American Political Ingroup Bias and the Above-Average Effect
17 Pages Posted: 30 Oct 2012
Date Written: October 29, 2012
The "above-average effect" is the phenomenon that most people judge themselves above average on desirable traits. Republican and Democrat participants completed a measure of the above-average effect for traits related to warmth and competence. In addition to self-ratings, they also rated how the average Republican and the average Democrat compare to the average American. Regardless of party affiliation, participants tended to rate their own warmth and competence clearly above average. Interestingly, this self-above-average effect was combined with an "ingroup-above-self effect", i.e., participants tended to rate the average affiliate of their own party even higher – a grace that was not extended to the other party, whose average member tended to be rated just on par with the average American. Although this ingroup bias was exhibited by both parties, its warmth-competence profile differed markedly between parties: whereas Republican ingroup bias focused on competence, Democrat ingroup bias focused on warmth.
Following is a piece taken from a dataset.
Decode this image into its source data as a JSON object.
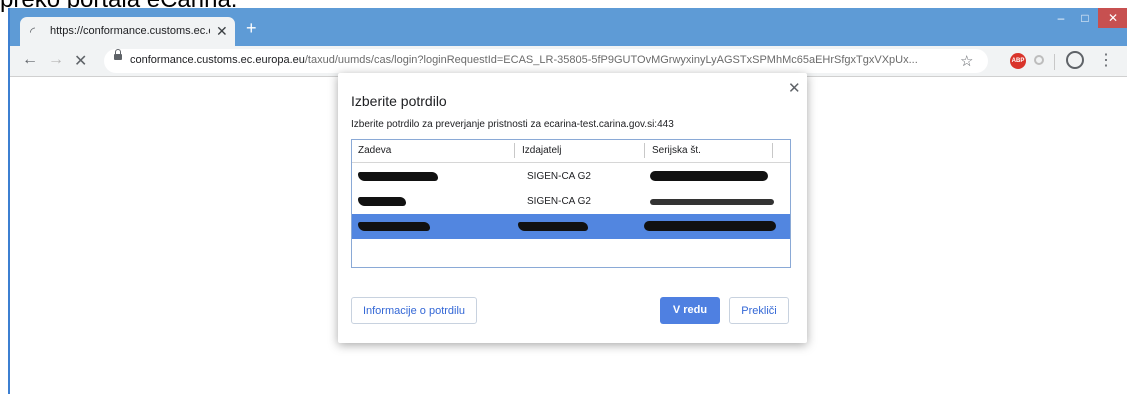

Our findings fit well within social identity theory and show that political ingroup bias is larger even than the famous above-average effect.
Keywords: above-average effect, self-enhancement, ingroup bias, political stereotypes
Suggested Citation: Suggested Citation